During the Coronavirus pandemic, Art Spiel is reaching out to artists to learn how they are coping.
Ed Grant is a painter, originally from Vermont, living and working in Brooklyn. He received his BA in Studio Art from the University of Vermont and his MFA in Painting from the University of Massachusetts/Amherst. He focuses in his paintings on liminality and experience as a continuum, while referencing both the microscopic (cells) and the macroscopic (universe). Ground Floor Gallery is exhibiting Ed’s recent paintings on Artsy.
AS: How are you coping?
EG: As best as can be expected, I guess. As I sit down to start responding, the Blue Angels and Thunderbirds flew over my building, and I had a very unwelcome flashback to September 11th. Otherwise, hanging in there. I am managing to get some painting done, reading a great deal and doing a fair amount of cooking. I’m currently reading N.K. Jemisin’s The City We Became. It is a fantastical love letter to NYC. If you like Lovecraftian existential dread, but without Lovercraft’s racist baggage, I highly recommend it.
AS: Have you had a show or other creative opportunities canceled?
EG: No, luckily enough. I have been working with Ground Floor Gallery over the last few months putting together an online show on Artsy, which launched in March. It has been a great experience so far. I’m really grateful for the opportunity. It has helped my mental state immeasurably.
AS: Has your routine changed?
EG: Having a dog is good for routines. Gets me up and out on a very regular basis. My partner Heather has been working from home, so she has first dibs on computer time. I try to give her the space she needs, so I cede our main living space for much of the day. The big winner is our dog Phoebe who gets to sleep next to me while I am reading. I also try to ride as often as the weather allows. Luckily my studio is in my living space. So my painting routine has been pretty much the same. I apply a layer when the urge hits, then leave it alone while it dries. Focus has been the bigger challenge. I have also been continuing my Daily Project, which is a photo a day, shot with my phone, uploaded to Tumblr and Instagram. The project is in its tenth year now.
AS: Can you describe some of your feelings about all this?
EG: I am enraged at the criminality and incompetence of the current occupant of the White House and his administration. Enraged. Also, as a person who has chronic depression, I have to be very conscious about trying to keep my feelings of helplessness and despair in perspective. In all honesty, it is like being on a roller coaster from Hell.
AS: What matters most right now?
EG: Foremost is the health and wellbeing of family and friends. So far, so good. But I am increasingly concerned about money, both immediately and over the longer term. Like so many others, I have a day job. I am a freelance carpenter. Even before the crisis, work was rather scarce over the beginning of the year. Now, everything is shut down and who knows when (or if) the projects I was scheduled to be working on will resume. Things are okay for the moment, but it could get ugly very fast. I know I am far from unique.

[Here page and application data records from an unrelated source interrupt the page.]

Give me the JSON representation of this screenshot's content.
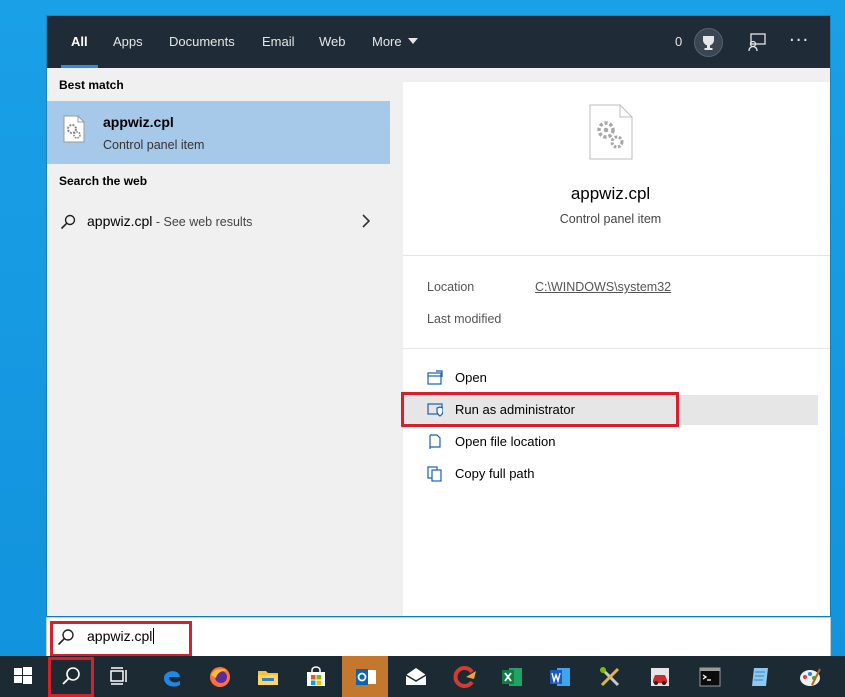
{
  "tabs": [
    {
      "label": "All",
      "active": true
    },
    {
      "label": "Apps",
      "active": false
    },
    {
      "label": "Documents",
      "active": false
    },
    {
      "label": "Web",
      "active": false
    },
    {
      "label": "Email",
      "active": false
    },
    {
      "label": "More",
      "active": false
    }
  ],
  "header": {
    "rewards_count": "0",
    "icons": [
      "trophy-icon",
      "feedback-icon",
      "more-options-icon"
    ]
  },
  "left": {
    "best_match_heading": "Best match",
    "best_match": {
      "title": "appwiz.cpl",
      "subtitle": "Control panel item"
    },
    "search_web_heading": "Search the web",
    "web_result": {
      "query": "appwiz.cpl",
      "suffix": " - See web results"
    }
  },
  "preview": {
    "title": "appwiz.cpl",
    "subtitle": "Control panel item",
    "location_label": "Location",
    "location_value": "C:\\WINDOWS\\system32",
    "last_modified_label": "Last modified",
    "actions": [
      {
        "label": "Open",
        "icon": "open-window-icon"
      },
      {
        "label": "Run as administrator",
        "icon": "shield-icon",
        "highlighted": true
      },
      {
        "label": "Open file location",
        "icon": "file-location-icon"
      },
      {
        "label": "Copy full path",
        "icon": "copy-icon"
      }
    ]
  },
  "search": {
    "value": "appwiz.cpl"
  },
  "taskbar": {
    "items": [
      "windows-start-icon",
      "search-icon",
      "task-view-icon",
      "edge-icon",
      "firefox-icon",
      "file-explorer-icon",
      "store-icon",
      "outlook-icon",
      "mail-icon",
      "ccleaner-icon",
      "excel-icon",
      "word-icon",
      "settings-tool-icon",
      "car-app-icon",
      "terminal-icon",
      "notepad-icon",
      "paint-icon"
    ]
  },
  "colors": {
    "accent": "#2d8cf0",
    "highlight_box": "#d6202a",
    "best_match_bg": "#a6c8e9",
    "topbar": "#1f2b36",
    "taskbar": "#1c2a34"
  }
}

AS: Any thoughts about the road ahead?
EG: Everything seems to be in such flux. I can’t see how we will come out of this unchanged, but I can’t guess as to what the new normal will look like. So much of the fabric of our lives will be affected, much of it, seemingly, will be for the worse. Hopefully though, through the strength of community, we can start the process of reinvention. The 70s were a bleak period for the city. Yet it set the stage for a blooming of creativity. Maybe we will forge something new and amazing too.
Etty Yaniv works on her art, art writing and curatorial projects in Brooklyn. She founded Art Spiel as a platform for highlighting the work of contemporary artists, including art reviews, studio visits, interviews with artists, curators, and gallerists. For more details contact by Email: firstname.lastname@example.org